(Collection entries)
Start of Block

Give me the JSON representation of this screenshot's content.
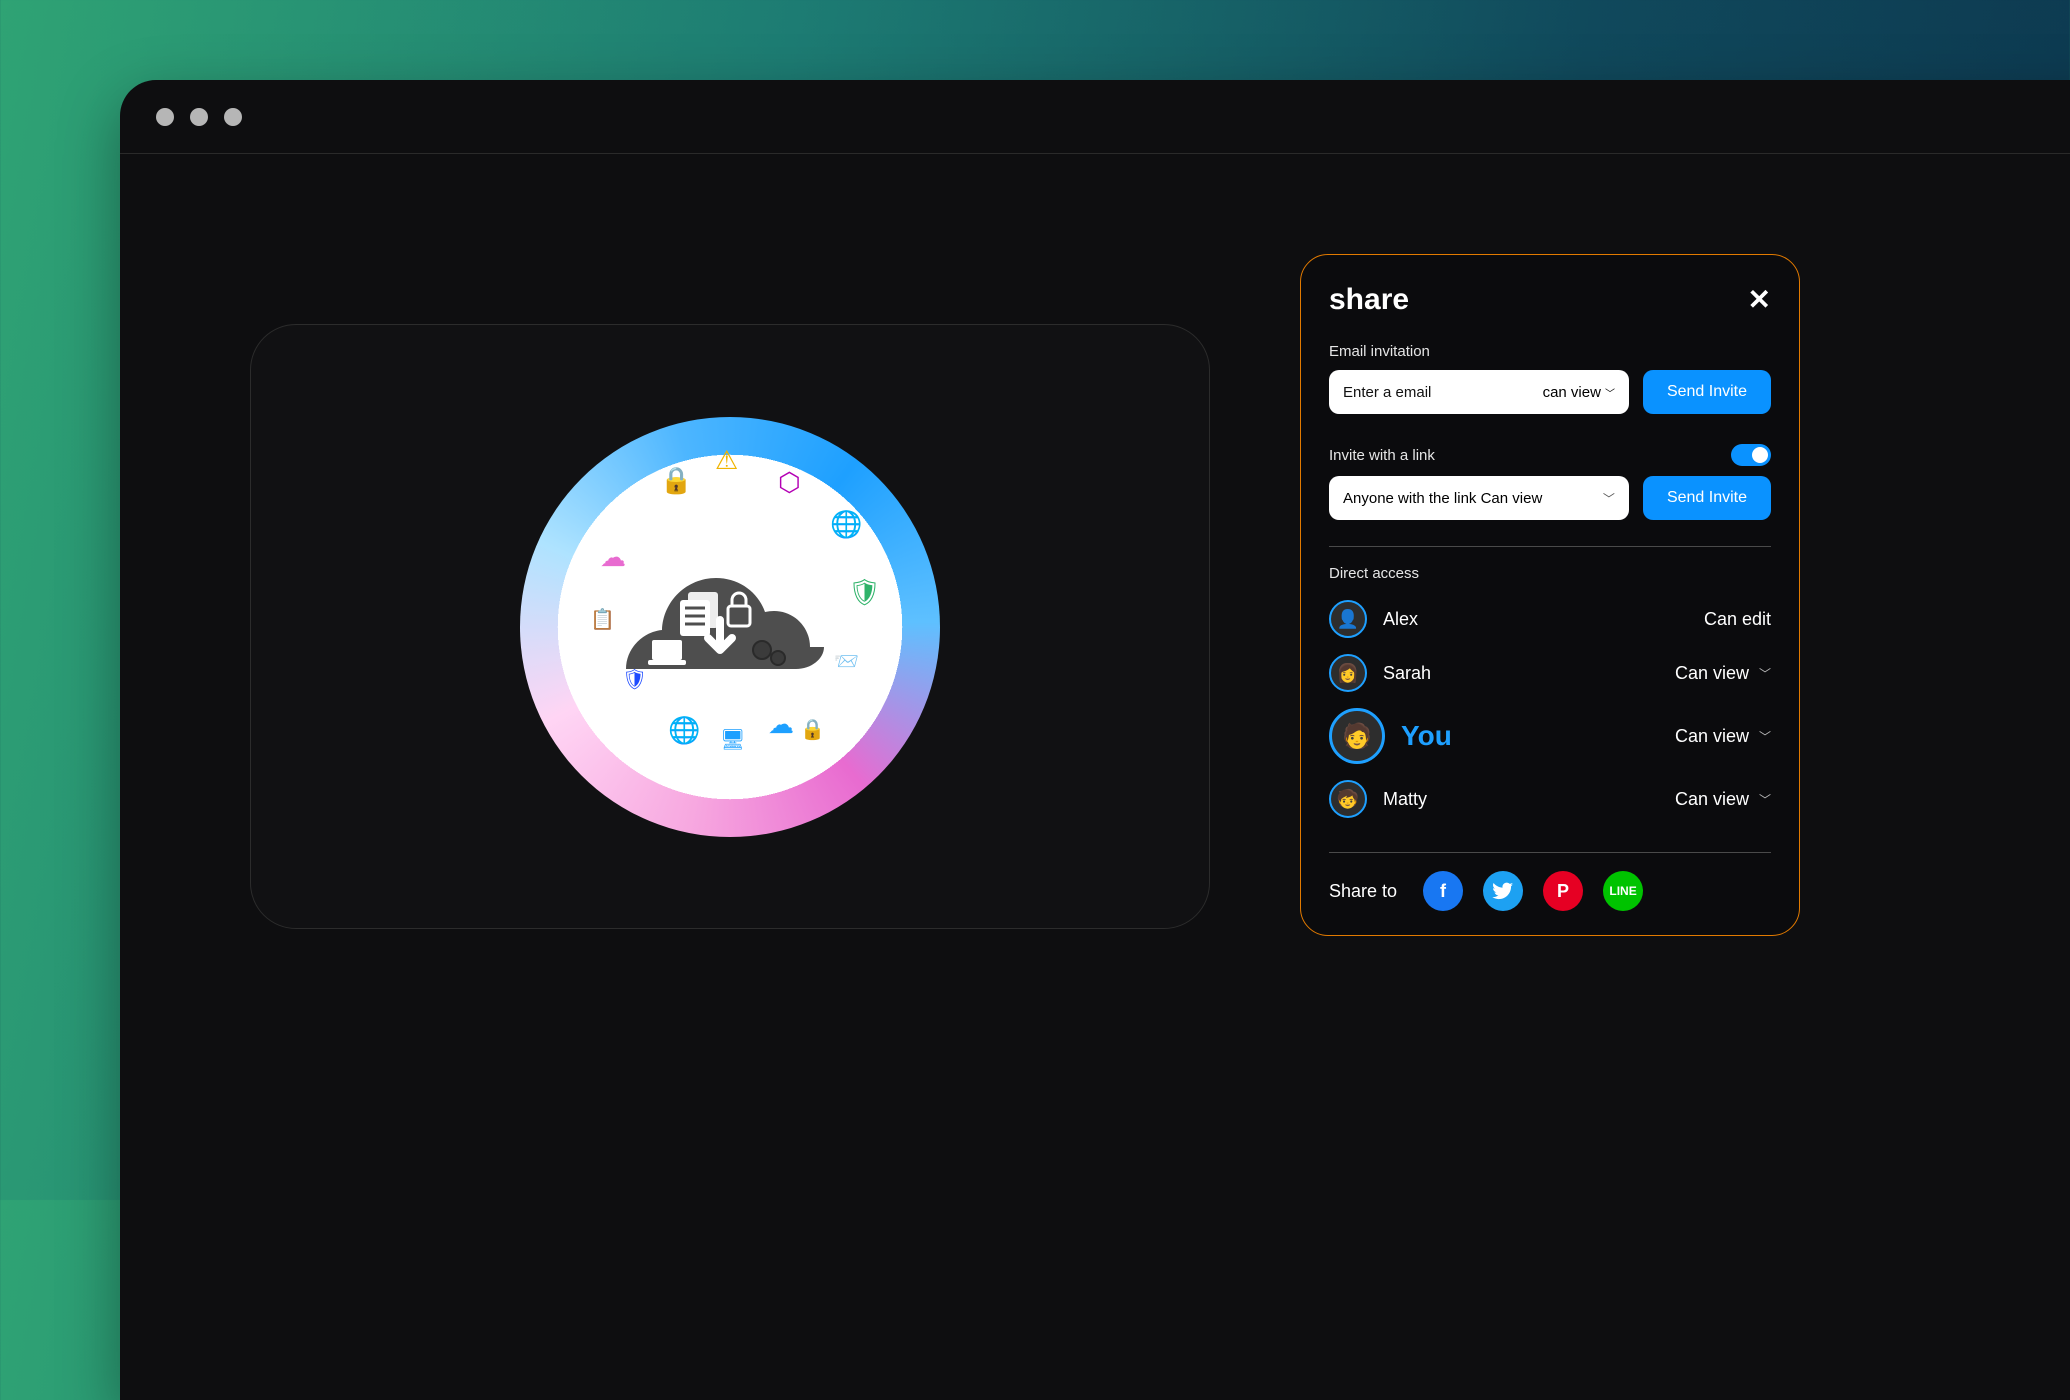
{
  "share": {
    "title": "share",
    "email_section_label": "Email invitation",
    "email_placeholder": "Enter a email",
    "email_permission": "can view",
    "send_invite_label": "Send Invite",
    "link_section_label": "Invite with a link",
    "link_select_value": "Anyone with the link Can view",
    "link_toggle_on": true,
    "direct_access_label": "Direct access",
    "members": [
      {
        "name": "Alex",
        "permission": "Can edit",
        "has_caret": false,
        "is_you": false
      },
      {
        "name": "Sarah",
        "permission": "Can view",
        "has_caret": true,
        "is_you": false
      },
      {
        "name": "You",
        "permission": "Can view",
        "has_caret": true,
        "is_you": true
      },
      {
        "name": "Matty",
        "permission": "Can view",
        "has_caret": true,
        "is_you": false
      }
    ],
    "share_to_label": "Share to",
    "socials": {
      "facebook": "facebook",
      "twitter": "twitter",
      "pinterest": "pinterest",
      "line": "LINE"
    }
  },
  "colors": {
    "accent": "#0a92ff",
    "panel_border": "#e27a00"
  }
}
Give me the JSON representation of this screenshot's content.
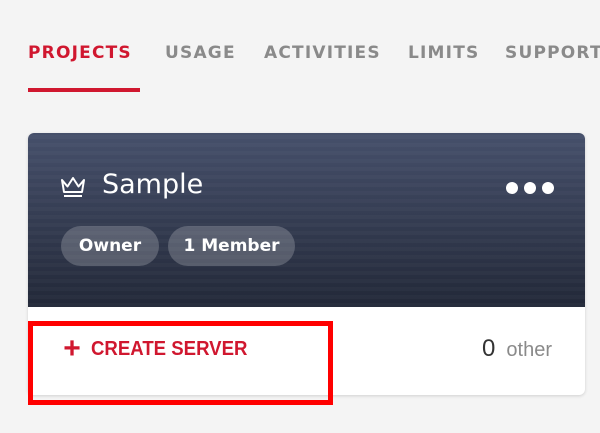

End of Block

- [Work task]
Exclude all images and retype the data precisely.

- [Task solution]
Give me the JSON representation of this screenshot's content.
{
  "share": {
    "title": "share",
    "email_section_label": "Email invitation",
    "email_placeholder": "Enter a email",
    "email_permission": "can view",
    "send_invite_label": "Send Invite",
    "link_section_label": "Invite with a link",
    "link_select_value": "Anyone with the link Can view",
    "link_toggle_on": true,
    "direct_access_label": "Direct access",
    "members": [
      {
        "name": "Alex",
        "permission": "Can edit",
        "has_caret": false,
        "is_you": false
      },
      {
        "name": "Sarah",
        "permission": "Can view",
        "has_caret": true,
        "is_you": false
      },
      {
        "name": "You",
        "permission": "Can view",
        "has_caret": true,
        "is_you": true
      },
      {
        "name": "Matty",
        "permission": "Can view",
        "has_caret": true,
        "is_you": false
      }
    ],
    "share_to_label": "Share to",
    "socials": {
      "facebook": "facebook",
      "twitter": "twitter",
      "pinterest": "pinterest",
      "line": "LINE"
    }
  },
  "colors": {
    "accent": "#0a92ff",
    "panel_border": "#e27a00"
  }
}
Give me the JSON representation of this screenshot's content.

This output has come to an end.